When it comes to security your website hosting plays a big part of the process. A good website host generally means great security, fast load times (Good For SEO), great service up time, and exceptional support systems in place. The biggest rule in choosing the right website host is to make sure you are not choosing the provider based purely on price.
Hosting services come in several different types and are available in a wide range of pricing plans for each. The 3 main types or classifications of hosting accounts are shared hosting, virtual private server hosting and dedicated server hosting. I have briefly outlined the key differences between the 3 below however you will get the best bang for your buck and best balance utilising a virtual private server or VPS style hosting platform.
Shared Hosting – This is the cheap and nasty hosting you often pay just a few dollars per month or year for. Shared hosting is where you purchase space on a server shared with several hundred or even thousands of other websites. This is less secure because with the right kind of attack on one of those sites could spread or affect your website as well.
Virtual Private Server – This is your own piece of cordoned off web server space that is uniquely dedicated to your website and your projects. Typically this segregation from other websites and VPS means that you have far better security and protection for your website. A VPS is a virtual computer with a preset dedicated amount of virtual memory and cpu that you have sole access to.
Dedicate Server – This is the top tier of hosting where you have your own physical hardware server that you have full control over and is not shared with any other websites or projects. Whilst this affords the highest levels of protection and isolation for your project it is really not needed for most standard websites. This level of hosting is only required for mission critical projects and applications that require larger amounts of resources.
When purchasing hosting in the VPS range you should expect to pay between $15 and $250 per month depending on your individual requirements.
Below are the key factors I recommend you look at when choosing a good hosting provider.
Decide how much support you are going to need.
Customer service goes a long way when it comes to website hosting and its not a matter of if you will need help but when you will need help. Your hosting provider should offer all of the following support options:
- FAQ or Knowledgebase – A selection of self help articles and documents that you can access to support yourself when required. These are usually easily found on the main website of the hosting provider or in your client dashboard.
- Helpdesk Ticket Support – An easy to use way to request support via either an email address or via a support portal. Typically you would submit your request for support and a staff member would reach out to you with a solution or to help you resolve the issue.

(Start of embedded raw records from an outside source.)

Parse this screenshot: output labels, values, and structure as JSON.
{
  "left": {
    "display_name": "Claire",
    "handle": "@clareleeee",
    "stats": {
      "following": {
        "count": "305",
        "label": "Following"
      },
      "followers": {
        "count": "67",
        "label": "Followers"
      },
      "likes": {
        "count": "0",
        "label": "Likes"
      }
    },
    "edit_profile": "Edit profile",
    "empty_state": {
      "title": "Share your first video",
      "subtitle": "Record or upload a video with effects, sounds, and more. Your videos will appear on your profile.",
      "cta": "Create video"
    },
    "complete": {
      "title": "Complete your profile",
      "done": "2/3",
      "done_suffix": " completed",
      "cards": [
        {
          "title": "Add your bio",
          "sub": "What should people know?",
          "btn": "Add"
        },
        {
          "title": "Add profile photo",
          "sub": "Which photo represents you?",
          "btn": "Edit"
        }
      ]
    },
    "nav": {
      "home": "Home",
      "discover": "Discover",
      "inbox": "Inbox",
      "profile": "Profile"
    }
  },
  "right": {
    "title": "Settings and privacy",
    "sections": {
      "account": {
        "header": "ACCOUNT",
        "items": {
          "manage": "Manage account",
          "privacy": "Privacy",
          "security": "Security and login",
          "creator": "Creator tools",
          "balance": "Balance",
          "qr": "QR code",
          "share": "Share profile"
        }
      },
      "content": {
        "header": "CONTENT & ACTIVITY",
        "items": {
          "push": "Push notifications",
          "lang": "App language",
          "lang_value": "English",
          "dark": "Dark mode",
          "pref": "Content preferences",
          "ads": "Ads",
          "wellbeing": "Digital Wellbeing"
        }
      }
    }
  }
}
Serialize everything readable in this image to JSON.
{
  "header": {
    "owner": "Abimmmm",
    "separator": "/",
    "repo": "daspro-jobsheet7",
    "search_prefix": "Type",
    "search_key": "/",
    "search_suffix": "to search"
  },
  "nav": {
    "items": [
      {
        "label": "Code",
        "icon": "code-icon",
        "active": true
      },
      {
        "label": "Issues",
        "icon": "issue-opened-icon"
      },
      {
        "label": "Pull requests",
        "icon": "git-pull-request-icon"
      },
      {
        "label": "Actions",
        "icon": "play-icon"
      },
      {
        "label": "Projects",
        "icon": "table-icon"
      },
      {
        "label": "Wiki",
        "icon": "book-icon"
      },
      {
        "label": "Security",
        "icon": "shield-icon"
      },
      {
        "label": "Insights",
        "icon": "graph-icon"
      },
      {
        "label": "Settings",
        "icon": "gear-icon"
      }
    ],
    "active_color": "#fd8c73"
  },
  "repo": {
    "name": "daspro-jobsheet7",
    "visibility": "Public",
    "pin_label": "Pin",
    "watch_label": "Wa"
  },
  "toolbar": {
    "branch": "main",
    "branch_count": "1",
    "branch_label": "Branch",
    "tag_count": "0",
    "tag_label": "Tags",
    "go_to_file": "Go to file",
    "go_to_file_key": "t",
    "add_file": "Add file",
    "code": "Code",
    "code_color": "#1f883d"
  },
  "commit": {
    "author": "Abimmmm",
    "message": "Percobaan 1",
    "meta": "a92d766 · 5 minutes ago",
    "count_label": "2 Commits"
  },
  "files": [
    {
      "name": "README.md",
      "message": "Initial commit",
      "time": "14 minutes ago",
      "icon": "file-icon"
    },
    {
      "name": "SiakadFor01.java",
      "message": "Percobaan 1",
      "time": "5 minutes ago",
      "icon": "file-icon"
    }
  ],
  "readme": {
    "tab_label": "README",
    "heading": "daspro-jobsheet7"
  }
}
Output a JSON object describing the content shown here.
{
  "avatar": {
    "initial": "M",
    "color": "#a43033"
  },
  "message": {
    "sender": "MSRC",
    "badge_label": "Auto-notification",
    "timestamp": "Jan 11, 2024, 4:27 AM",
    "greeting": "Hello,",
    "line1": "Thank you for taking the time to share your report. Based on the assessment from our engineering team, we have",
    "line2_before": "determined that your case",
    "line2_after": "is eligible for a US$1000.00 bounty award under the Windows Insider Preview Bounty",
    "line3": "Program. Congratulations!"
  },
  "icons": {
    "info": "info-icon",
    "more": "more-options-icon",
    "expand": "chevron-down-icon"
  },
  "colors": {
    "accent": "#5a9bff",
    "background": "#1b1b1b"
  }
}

- Phone Support – This may be 24 hour phone support or business hours phone support but you should always be able to pick up the phone and contact your hosting provider to get support or answers.
- Full Hosting Management – This is where your hosting provider is making sure that all critical updates and security patches to your server are performed for you on a regular basis.
Your hosting provider should be providing all of the above if not they may not be the best solution for your website hosting needs.
Know your storage and bandwidth requirements.
Make sure you understand the storage and bandwidth needs of your website. Storage is the amount of space you will need to store your website. To give you a basic idea a small WordPress based website with 5 pages and half a dozen images will require at least 300-500mb of storage space. We recommend making sure you choose a hosting plan with at least double the storage space that you need. So for the aforementioned small WordPress website look for hosting with a minimum of 1gb of storage space. If you plan to utilise POP3 or IMAP email services with your website that will share the same hosting storage then I recommend doubling that amount to a minimum of 2gb of storage space.
The second factor here is bandwidth which is how much data transfer your website will use each month. If you have a small website with only a few local visitors per month then I recommend calculating your required bandwidth needs using the following formula:
Website Size (Storage) x 2 = Minimum Bandwidth Suggested.
This would mean that if you have 1gb of website storage then for a small local website with low to moderate traffic should have a minimum of 2gb monthly bandwidth.
Ultimately be honest with yourself and estimate your storage and traffic needs without going overboard, we all hope that when we launch a website we are going to get flooded with people wanting to buy our services or products. In reality be conservative you can always upgrade your account later if you need more storage or bandwidth.
Don’t buy on price alone.
Many providers offer unlimited plans for just a few dollars a month and these deals look great in theory. In most cases they can afford to offer such a plan because they know that you will never use the amounts of bandwidth and storage they are offering, and that they are using highly crowded servers. This means that your website performance and security could be at risk from resource throttling (slowing down your site for using too many resources) and cyber attack.
Make sure you own your website and that it is portable.
Hosting providers often take customer service for granted when it comes to their clients. If you own your own website, and you make sure it can easily be moved to another host if required, then you are in control and you can vote with your feet should a host not live up to your standards. Use a good quality CMS (content management system) such as WordPress this will make moving your site much easier.
Own your domain name.
Many hosting companies especially the cheaper ones offer a free domain with your hosting account. Make sure you own that domain because if you don’t and you want to move your website to another provider you may not be able to keep your domain name. Imagine how it will look for your clients if all off a sudden your website doesn’t work because you had to change domain names.
Choosing a hosting provider is important and hosting on a budget is rarely a good thing. If an offer for hosting appears to be too good to be true then it most likely is. Be realistic about your hosting needs I have been in this industry for over 20 years and I have never seen a client need unlimited hosting storage or bandwidth.